Grey Gordon and Aaron Hedlund create a sophisticated model of the college market and find that a large fraction of the increase in tuition can be explained by increases in subsidies. (snip)

Remarkably, so much of the subsidy is translated into higher tuition that enrollment doesn’t increase! What does happen is that students take on more debt, which many of them can’t pay. (snip)

…the Econ 101 insight that subsidies increase prices (even net for those who are not fully subsidized) holds true.

I wonder where else (& here) we could apply this insight?

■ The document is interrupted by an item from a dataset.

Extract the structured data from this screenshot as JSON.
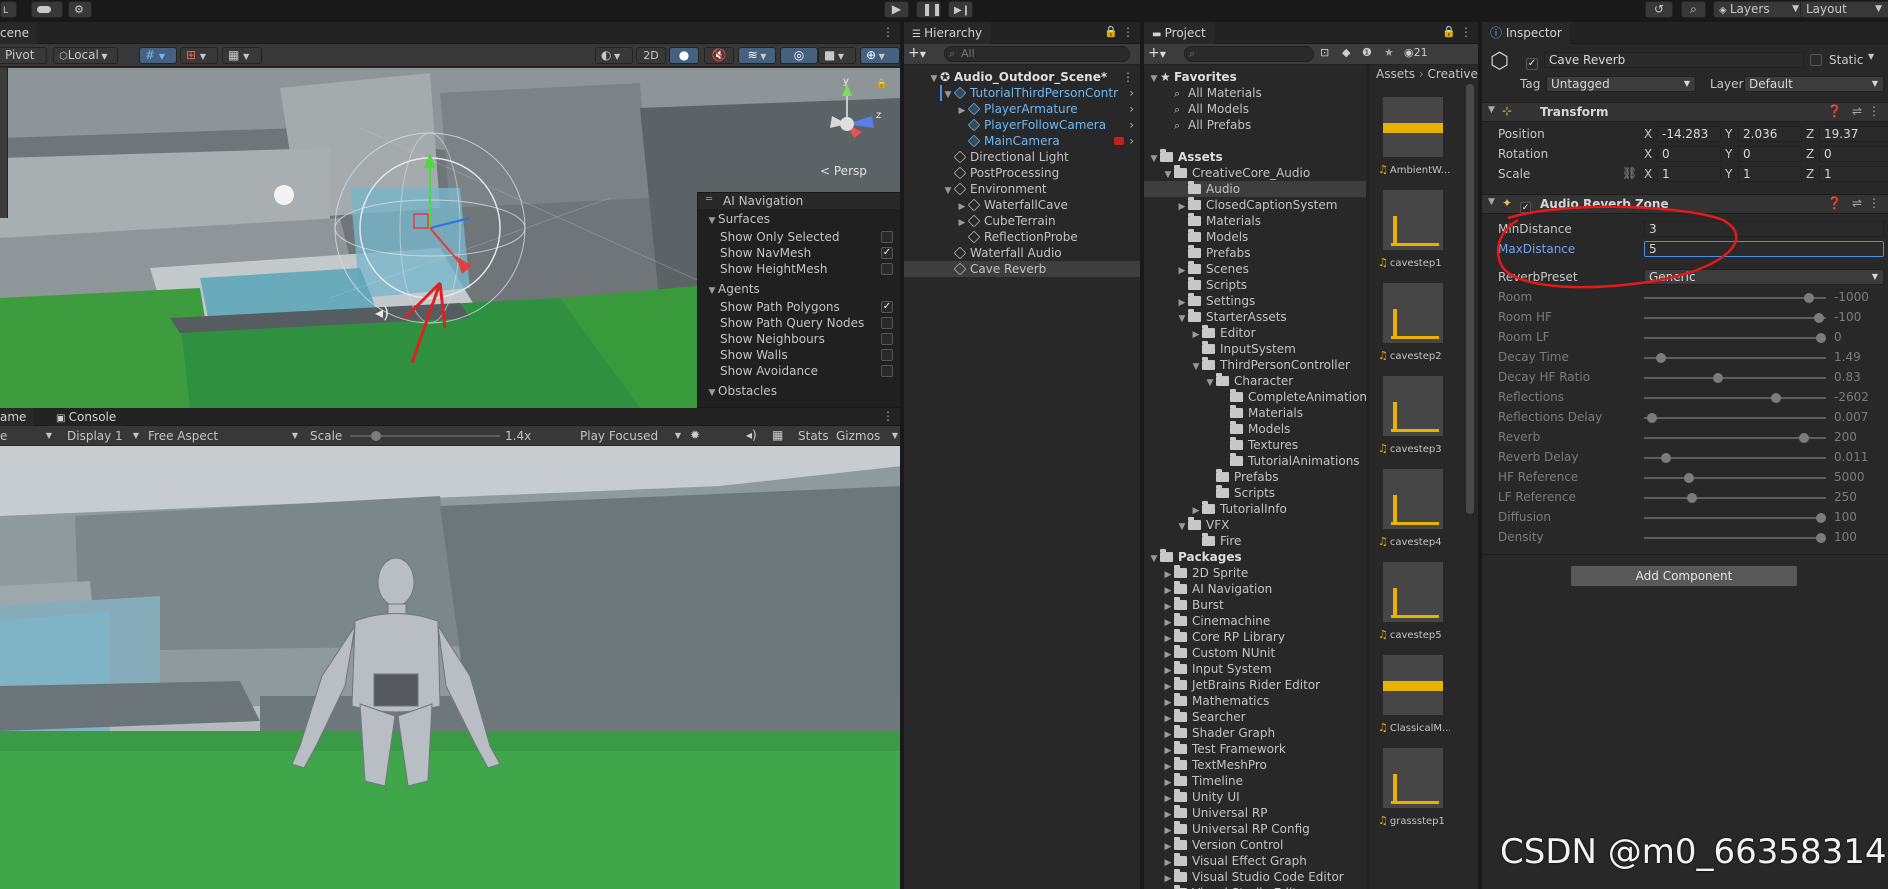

The higher education industry has become rich and fat off its ability to raise prices at a rate roughly triple inflation over the last five decades. Because intelligence tests are forbidden to be used by employers (as supposedly discriminatory), the only way to sort through job applicants by intelligence is through the rough proxy of a college degree. As gatekeepers to careers, colleges have been able to exploit the vulnerability of students (and parents) seeking to be hired by employers offering good prospects.

Student loan debt, incurred to pay for skyrocketing college tuition, is a ticking time bomb in the American economy, roughly the same sie as mortgage and credit card debt. But unlike mortgage or credit card debt, it cannot be discharged by personal bankruptcy.

It should be noted that higher education is one of the major sources of donations to the Democratic Party and Democrat presidential candidates.  So some of the subsidy money for higher education ends up being laundered, indirectly, through higher education, into the coffers of the Democrats.

A new study from the prestigious and scrupulously non-political National Bureau of Economic Research (which designates the beginning and end of recessions) blames student loan subsidies for nearly all of the tuition increases that have caused college education to become so expensive as to financially cripple families and indebted students.  Professor Alex Tabarrock explains the highly technical paper at the Foundation for Economic Education:

Grey Gordon and Aaron Hedlund create a sophisticated model of the college market and find that a large fraction of the increase in tuition can be explained by increases in subsidies. (snip)

Remarkably, so much of the subsidy is translated into higher tuition that enrollment doesn’t increase! What does happen is that students take on more debt, which many of them can’t pay. (snip)

…the Econ 101 insight that subsidies increase prices (even net for those who are not fully subsidized) holds true.

I wonder where else (& here) we could apply this insight?

The higher education industry has become rich and fat off its ability to raise prices at a rate roughly triple inflation over the last five decades. Because intelligence tests are forbidden to be used by employers (as supposedly discriminatory), the only way to sort through job applicants by intelligence is through the rough proxy of a college degree. As gatekeepers to careers, colleges have been able to exploit the vulnerability of students (and parents) seeking to be hired by employers offering good prospects.

Student loan debt, incurred to pay for skyrocketing college tuition, is a ticking time bomb in the American economy, roughly the same sie as mortgage and credit card debt. But unlike mortgage or credit card debt, it cannot be discharged by personal bankruptcy.

It should be noted that higher education is one of the major sources of donations to the Democratic Party and Democrat presidential candidates.  So some of the subsidy money for higher education ends up being laundered, indirectly, through higher education, into the coffers of the Democrats.